CBRE Executives: Soft Landing May Follow Bumpy Flight

New York City–and also national–real estate markets will face challenges into next year, but strong fundamentals will help ease the blow, according to two top CB Richard Ellis Inc. executives. “We really don’t see any wholesale drop in the leasing market,” said John Powers, chairman of CB Richard Ellis’ New York tri-state region. During a briefing Wednesday afternoon at the firm’s Midtown Manhattan office, Powers predicted that the Manhattan office market would avoid the high availability levels that followed the Sept. 11, 2001, terrorist attacks. First-quarter availability in Midtown Manhattan, New York City’s largest submarket, stood at 8.2 percent.

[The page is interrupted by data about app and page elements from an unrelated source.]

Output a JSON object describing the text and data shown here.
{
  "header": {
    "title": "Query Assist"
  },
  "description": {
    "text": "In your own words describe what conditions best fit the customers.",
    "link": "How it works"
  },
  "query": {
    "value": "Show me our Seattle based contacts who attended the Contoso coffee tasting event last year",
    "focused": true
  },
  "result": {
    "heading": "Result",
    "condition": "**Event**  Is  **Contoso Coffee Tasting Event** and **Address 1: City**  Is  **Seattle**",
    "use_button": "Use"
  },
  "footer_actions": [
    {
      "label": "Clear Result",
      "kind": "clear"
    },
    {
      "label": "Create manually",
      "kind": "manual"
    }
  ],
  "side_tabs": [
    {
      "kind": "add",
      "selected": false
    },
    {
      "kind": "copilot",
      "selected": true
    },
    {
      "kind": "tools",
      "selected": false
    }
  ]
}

By contrast, availability in 2003 reached 13.3 percent.  One reason may be that the much-ballyhooed financial services slowdown will take a while to filter through the Manhattan leasing market. As an example, Powers cited a hypothetical scenario involving Bear, Stearns & Co., which faces massive job cuts after its acquisition by JPMorgan Chase. Instead of giving back a huge block of space in one fell swoop, the former Bear Stearns space will most likely return space to the market “in dribs and drabs” between 2010 and 2013. The reason is the long leadtime required to assess and then rationalize the space.  Manhattan office investment sales have dropped dramatically since the first quarter of 2007, when 25 deals valued at $12.8 billion closed, Powers noted. So far 2008 has shown only a fraction of that velocity–14 transactions totaling about $1.5 billion in value.The continuing uncertainty about debt pricing is keeping investors on the sidelines for the moment. “Nobody wants to be the first guy in and be wrong,” explained Raymond Torto (pictured), CB Richard Ellis’ global chief economist. But Torto emphasized that abundant capital will be poised to jump into the market when pricing stabilizes and confidence in the capital markets returns. And Powers pointed out that a number of strong investment firms are establishing funds to buy distressed or mispriced SMBS debt.  Turning to the national economy, Torto said, “It’s ugly. It doesn’t matter what you call it”–a recession or a contraction. But Torto added that the federal economic stimulus package, combined with the Federal Reserve’s recent actions, could start to pull the economy out of its funk in late 2008 or early 2009. Torto warned that one major risk is a failure to address the residential foreclosure crisis promptly. Lack of action could place more homes on the market, further depressing housing prices in hard-hit areas and hampering economic recovery, he explained.